Saturday, December 03, 2005
Laws in the Washington State: You'll have to forgive me for consistently returning to the mess that is the elections department in King County, Washington. It's not that I expect Gov. Christine Gregoire to feel a sudden onset of remorse, knowing that officials in the state's most populous county broke numerous election laws to ensure her narrow victory. The 2004 gubernatorial election is over and the books are closed on it.
No, I keep returning to the goings-on in King County because the laws continue to be flouted by Democrat apparatchiks who are interested only in keeping enough illegal voters on the rolls so that they can mine them for the necessary votes in a close race.

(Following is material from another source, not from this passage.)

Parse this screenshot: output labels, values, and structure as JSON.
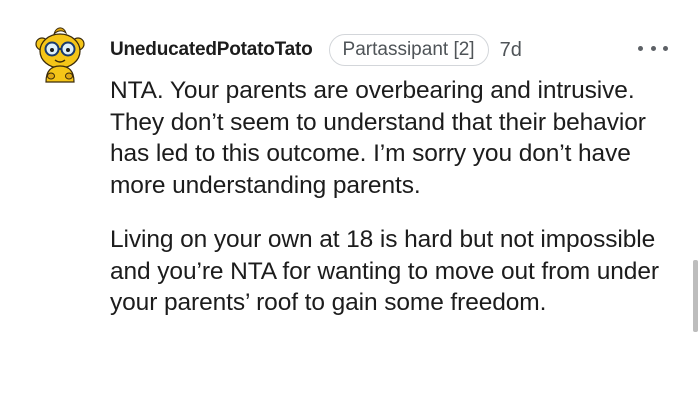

Earlier this week, Stefan Sharkansky, who has been carrying on in the tradition of muckraking journalists of old, exposed the King County canvassing board's refusal to invalidate illegal voter registrations that identified the individual's home as a little, tiny rented mailbox in a storefront.
Now, it is possible to have your absentee ballot and other voting-related materials sent to one of these rented mailbox and still have your residence listed as, well, the place where you actually live.

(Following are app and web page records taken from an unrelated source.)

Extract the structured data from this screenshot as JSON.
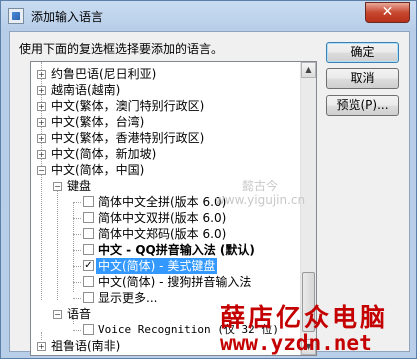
{
  "window": {
    "title": "添加输入语言",
    "close_glyph": "✕"
  },
  "instruction": "使用下面的复选框选择要添加的语言。",
  "tree": {
    "rows": [
      {
        "label": "约鲁巴语(尼日利亚)",
        "level": 0,
        "expander": "+"
      },
      {
        "label": "越南语(越南)",
        "level": 0,
        "expander": "+"
      },
      {
        "label": "中文(繁体，澳门特别行政区)",
        "level": 0,
        "expander": "+"
      },
      {
        "label": "中文(繁体，台湾)",
        "level": 0,
        "expander": "+"
      },
      {
        "label": "中文(繁体，香港特别行政区)",
        "level": 0,
        "expander": "+"
      },
      {
        "label": "中文(简体，新加坡)",
        "level": 0,
        "expander": "+"
      },
      {
        "label": "中文(简体，中国)",
        "level": 0,
        "expander": "−"
      },
      {
        "label": "键盘",
        "level": 1,
        "expander": "−"
      },
      {
        "label": "简体中文全拼(版本 6.0)",
        "level": 2,
        "checkbox": true,
        "checked": false
      },
      {
        "label": "简体中文双拼(版本 6.0)",
        "level": 2,
        "checkbox": true,
        "checked": false
      },
      {
        "label": "简体中文郑码(版本 6.0)",
        "level": 2,
        "checkbox": true,
        "checked": false
      },
      {
        "label": "中文 - QQ拼音输入法 (默认)",
        "level": 2,
        "checkbox": true,
        "checked": false,
        "bold": true
      },
      {
        "label": "中文(简体) - 美式键盘",
        "level": 2,
        "checkbox": true,
        "checked": true,
        "selected": true
      },
      {
        "label": "中文(简体) - 搜狗拼音输入法",
        "level": 2,
        "checkbox": true,
        "checked": false
      },
      {
        "label": "显示更多...",
        "level": 2,
        "checkbox": true,
        "checked": false
      },
      {
        "label": "语音",
        "level": 1,
        "expander": "−"
      },
      {
        "label": "Voice Recognition (仅 32 位)",
        "level": 2,
        "checkbox": true,
        "checked": false,
        "mono": true
      },
      {
        "label": "祖鲁语(南非)",
        "level": 0,
        "expander": "+"
      }
    ]
  },
  "buttons": {
    "ok": "确定",
    "cancel": "取消",
    "preview": "预览(P)..."
  },
  "watermarks": {
    "site_cn": "懿古今",
    "site_url": "www.yigujin.cn",
    "brand_cn": "薛店亿众电脑",
    "brand_url": "www.yzdn.net"
  },
  "colors": {
    "selection": "#3399ff",
    "watermark_red": "#c40000"
  }
}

Unfortunately, more than 1,000 registered voters still chose to register illegally.
When challenged, the Democrats on the canvassing board seized on one man's testimony that he was sleeping in a UPS Store after it closed at night (the mailbox area is accessible 24 hours) and that the rented mailbox was therefore his residence. Apparently there are a lot of people who do that, because the Democrats used that story to refuse to invalidate hundreds of other illegal registrations.

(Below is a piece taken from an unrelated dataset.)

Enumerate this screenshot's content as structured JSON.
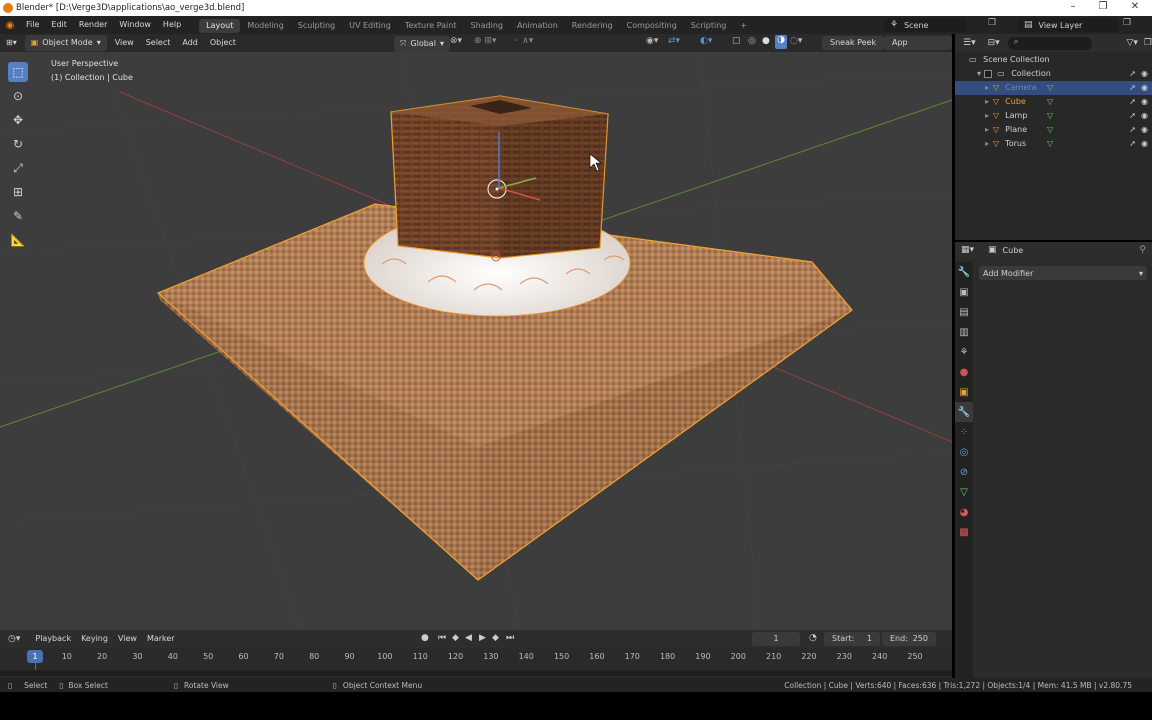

As with all things, the mailbox voters are a diverse lot. For every guy who sleeps in the UPS store, you've got another who is lead singer of the grunge-rock band Pearl Jam -- Eddie Vedder.
There is a serious problem with the elections department in King County and, allowed to fester, it has the possibility of affecting national elections. It may not have affected the 2004 presidential race, but there's a good chance, in hindsight, that it was the difference in the 2000 Washington Senate race narrowly won by Democrat Maria Cantwell over incumbent Slade Gorton.
What happens in Washington State can have an impact 3,000 miles away in Washington, D.C. That's why it's important not to dismiss what continues to occur in the Great Northwest as merely bad blood from the 2004 gubernatorial race. What is happening there is nothing less than blatant corruption and vote-rigging that only Jimmy Carter would find to be acceptable.